> Entries provided:
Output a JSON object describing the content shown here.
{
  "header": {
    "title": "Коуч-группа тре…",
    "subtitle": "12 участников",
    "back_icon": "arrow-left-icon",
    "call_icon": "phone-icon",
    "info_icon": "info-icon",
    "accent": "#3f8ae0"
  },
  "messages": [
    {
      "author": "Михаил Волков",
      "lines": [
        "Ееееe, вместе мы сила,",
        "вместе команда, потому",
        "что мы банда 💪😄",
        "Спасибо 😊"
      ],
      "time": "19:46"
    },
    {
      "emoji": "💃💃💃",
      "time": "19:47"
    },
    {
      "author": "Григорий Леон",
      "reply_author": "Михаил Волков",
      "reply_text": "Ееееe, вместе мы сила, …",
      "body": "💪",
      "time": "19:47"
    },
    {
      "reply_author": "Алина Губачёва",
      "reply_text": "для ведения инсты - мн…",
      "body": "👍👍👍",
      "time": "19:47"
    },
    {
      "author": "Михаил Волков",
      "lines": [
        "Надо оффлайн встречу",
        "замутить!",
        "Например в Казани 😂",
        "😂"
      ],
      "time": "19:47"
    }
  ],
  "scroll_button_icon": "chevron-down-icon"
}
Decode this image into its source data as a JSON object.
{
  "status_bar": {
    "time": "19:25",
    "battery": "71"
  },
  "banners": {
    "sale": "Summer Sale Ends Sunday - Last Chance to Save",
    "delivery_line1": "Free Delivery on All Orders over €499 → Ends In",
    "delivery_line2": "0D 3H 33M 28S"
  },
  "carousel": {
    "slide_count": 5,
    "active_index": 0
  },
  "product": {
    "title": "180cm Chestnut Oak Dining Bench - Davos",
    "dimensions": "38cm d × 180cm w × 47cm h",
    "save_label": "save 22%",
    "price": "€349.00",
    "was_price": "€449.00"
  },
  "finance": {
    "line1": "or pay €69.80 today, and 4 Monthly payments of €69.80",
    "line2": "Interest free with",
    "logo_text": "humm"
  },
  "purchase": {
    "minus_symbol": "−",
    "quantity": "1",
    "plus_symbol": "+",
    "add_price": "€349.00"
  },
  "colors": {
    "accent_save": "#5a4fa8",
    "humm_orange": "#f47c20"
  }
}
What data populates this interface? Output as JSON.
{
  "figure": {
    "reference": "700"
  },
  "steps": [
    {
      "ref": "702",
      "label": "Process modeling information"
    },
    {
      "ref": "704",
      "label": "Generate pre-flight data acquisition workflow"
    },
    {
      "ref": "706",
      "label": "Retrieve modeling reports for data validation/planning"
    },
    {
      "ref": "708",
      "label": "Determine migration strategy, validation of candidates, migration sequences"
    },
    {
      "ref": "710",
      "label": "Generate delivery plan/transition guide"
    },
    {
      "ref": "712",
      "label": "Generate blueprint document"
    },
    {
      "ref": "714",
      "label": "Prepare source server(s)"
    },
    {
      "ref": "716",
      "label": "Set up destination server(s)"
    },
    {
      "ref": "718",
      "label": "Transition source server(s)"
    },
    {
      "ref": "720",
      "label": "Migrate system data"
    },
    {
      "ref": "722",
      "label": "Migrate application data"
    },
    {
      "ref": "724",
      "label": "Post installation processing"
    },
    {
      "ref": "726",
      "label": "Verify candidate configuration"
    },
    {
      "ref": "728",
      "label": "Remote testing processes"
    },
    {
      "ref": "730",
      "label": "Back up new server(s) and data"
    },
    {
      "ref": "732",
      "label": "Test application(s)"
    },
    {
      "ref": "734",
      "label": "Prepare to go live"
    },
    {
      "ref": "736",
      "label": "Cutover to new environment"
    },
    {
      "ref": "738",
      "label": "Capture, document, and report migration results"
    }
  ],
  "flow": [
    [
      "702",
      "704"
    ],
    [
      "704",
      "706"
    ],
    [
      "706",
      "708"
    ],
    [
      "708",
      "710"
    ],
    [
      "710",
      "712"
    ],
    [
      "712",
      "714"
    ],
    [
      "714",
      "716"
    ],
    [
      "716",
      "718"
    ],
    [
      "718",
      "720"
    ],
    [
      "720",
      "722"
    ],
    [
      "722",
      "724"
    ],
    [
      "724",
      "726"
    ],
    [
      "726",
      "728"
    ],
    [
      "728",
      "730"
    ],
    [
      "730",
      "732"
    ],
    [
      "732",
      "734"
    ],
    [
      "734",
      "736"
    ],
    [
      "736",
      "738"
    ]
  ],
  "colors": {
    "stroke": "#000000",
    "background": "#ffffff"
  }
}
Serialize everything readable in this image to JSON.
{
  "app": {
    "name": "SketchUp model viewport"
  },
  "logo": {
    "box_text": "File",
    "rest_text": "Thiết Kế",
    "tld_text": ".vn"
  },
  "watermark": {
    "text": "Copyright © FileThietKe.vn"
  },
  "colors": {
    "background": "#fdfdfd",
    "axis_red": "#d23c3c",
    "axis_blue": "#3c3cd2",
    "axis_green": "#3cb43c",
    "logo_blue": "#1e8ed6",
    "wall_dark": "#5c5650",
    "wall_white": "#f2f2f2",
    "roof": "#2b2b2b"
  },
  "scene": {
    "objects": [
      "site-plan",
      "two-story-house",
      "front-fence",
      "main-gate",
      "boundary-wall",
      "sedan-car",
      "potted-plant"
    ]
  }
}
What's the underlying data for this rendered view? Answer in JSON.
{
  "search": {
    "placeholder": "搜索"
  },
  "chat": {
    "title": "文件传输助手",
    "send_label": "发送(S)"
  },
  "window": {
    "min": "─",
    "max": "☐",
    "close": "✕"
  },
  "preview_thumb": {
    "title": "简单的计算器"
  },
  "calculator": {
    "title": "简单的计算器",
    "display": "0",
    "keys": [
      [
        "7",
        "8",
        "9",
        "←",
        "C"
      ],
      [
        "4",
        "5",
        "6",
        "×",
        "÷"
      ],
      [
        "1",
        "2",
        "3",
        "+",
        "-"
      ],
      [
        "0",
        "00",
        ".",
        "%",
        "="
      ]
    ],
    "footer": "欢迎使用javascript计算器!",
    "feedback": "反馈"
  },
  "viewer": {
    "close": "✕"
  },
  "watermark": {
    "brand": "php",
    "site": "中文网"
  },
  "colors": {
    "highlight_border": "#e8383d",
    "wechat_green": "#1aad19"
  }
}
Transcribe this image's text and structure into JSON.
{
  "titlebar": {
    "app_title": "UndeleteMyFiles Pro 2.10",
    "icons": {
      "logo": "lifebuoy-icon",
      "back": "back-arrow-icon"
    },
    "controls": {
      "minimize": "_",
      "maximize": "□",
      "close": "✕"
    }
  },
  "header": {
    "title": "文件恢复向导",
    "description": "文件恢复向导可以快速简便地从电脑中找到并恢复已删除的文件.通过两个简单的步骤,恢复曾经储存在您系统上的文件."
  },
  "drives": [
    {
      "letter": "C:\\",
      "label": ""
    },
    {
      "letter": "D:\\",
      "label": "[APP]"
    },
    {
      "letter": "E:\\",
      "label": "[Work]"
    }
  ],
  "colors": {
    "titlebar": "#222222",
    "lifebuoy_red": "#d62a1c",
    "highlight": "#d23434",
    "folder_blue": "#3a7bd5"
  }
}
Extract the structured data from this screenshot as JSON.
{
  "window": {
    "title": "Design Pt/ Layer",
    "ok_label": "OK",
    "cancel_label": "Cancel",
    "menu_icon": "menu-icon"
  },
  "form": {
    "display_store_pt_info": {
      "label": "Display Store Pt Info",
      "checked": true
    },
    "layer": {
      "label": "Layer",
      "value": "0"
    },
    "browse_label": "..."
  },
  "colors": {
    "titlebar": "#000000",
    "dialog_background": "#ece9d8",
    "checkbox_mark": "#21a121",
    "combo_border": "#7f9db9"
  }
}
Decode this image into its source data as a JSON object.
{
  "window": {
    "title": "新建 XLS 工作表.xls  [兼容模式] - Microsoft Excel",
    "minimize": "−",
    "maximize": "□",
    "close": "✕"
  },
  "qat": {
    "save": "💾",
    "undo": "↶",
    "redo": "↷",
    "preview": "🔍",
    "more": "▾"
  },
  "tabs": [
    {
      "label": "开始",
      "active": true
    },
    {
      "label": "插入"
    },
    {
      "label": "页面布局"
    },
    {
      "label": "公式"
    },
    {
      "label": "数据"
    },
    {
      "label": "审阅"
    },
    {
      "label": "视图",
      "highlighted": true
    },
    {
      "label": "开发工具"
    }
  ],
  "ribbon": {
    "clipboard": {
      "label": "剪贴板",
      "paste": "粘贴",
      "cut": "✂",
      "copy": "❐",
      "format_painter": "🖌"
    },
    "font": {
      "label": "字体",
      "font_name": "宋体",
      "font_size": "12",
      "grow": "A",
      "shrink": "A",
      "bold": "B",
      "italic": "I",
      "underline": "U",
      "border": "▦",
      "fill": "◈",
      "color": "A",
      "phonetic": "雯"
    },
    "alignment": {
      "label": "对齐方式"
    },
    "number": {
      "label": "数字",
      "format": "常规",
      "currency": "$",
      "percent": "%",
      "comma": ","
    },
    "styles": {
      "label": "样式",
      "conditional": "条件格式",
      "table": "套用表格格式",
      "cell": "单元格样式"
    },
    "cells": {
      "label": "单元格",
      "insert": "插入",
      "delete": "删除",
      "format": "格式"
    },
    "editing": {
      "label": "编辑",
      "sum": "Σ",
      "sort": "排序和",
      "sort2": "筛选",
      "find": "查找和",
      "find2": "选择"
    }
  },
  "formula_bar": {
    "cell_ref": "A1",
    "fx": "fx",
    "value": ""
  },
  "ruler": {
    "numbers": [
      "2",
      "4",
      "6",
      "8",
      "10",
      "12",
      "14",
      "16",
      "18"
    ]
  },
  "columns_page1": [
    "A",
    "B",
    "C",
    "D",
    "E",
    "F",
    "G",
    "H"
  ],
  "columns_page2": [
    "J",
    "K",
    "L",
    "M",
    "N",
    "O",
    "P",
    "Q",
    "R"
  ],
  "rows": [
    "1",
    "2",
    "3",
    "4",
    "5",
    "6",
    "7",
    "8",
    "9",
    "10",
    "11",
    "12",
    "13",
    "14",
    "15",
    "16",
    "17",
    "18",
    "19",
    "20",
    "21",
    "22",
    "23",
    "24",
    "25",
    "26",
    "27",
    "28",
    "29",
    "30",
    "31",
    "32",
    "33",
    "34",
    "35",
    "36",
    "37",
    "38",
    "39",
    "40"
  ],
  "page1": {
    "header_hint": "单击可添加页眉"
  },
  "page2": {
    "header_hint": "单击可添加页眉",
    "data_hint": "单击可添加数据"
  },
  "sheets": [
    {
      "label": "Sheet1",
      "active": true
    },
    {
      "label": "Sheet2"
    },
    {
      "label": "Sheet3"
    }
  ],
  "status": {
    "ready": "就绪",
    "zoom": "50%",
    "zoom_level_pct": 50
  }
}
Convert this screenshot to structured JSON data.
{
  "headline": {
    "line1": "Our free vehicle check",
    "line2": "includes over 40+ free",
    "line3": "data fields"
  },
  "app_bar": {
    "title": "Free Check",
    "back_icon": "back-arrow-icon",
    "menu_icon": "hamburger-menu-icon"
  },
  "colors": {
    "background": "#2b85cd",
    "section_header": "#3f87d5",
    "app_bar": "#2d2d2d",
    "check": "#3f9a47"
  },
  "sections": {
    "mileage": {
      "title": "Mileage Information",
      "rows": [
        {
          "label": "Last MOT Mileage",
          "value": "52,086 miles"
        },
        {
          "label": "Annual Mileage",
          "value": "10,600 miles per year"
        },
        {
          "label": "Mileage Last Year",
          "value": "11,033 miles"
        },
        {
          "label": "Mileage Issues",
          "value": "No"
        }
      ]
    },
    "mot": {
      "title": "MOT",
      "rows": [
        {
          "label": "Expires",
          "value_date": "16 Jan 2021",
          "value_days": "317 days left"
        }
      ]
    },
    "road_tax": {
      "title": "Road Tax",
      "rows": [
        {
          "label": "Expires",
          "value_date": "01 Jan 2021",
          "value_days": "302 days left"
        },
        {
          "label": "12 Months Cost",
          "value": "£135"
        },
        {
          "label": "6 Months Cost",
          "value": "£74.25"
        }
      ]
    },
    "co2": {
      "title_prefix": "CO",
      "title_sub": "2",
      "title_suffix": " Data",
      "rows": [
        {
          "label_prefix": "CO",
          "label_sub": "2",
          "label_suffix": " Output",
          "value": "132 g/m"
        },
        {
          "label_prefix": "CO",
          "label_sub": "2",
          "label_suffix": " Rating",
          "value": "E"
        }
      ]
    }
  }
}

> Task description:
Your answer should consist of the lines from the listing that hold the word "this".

> Written response:
Decode this image into its source data as a JSON object.
What data populates this interface? Output as JSON.
Serialize everything readable in this image to JSON.
What's the underlying data for this rendered view? Answer in JSON.
Transcribe this image's text and structure into JSON.
Extract the structured data from this screenshot as JSON.
Decode this image into its source data as a JSON object.
Convert this screenshot to structured JSON data.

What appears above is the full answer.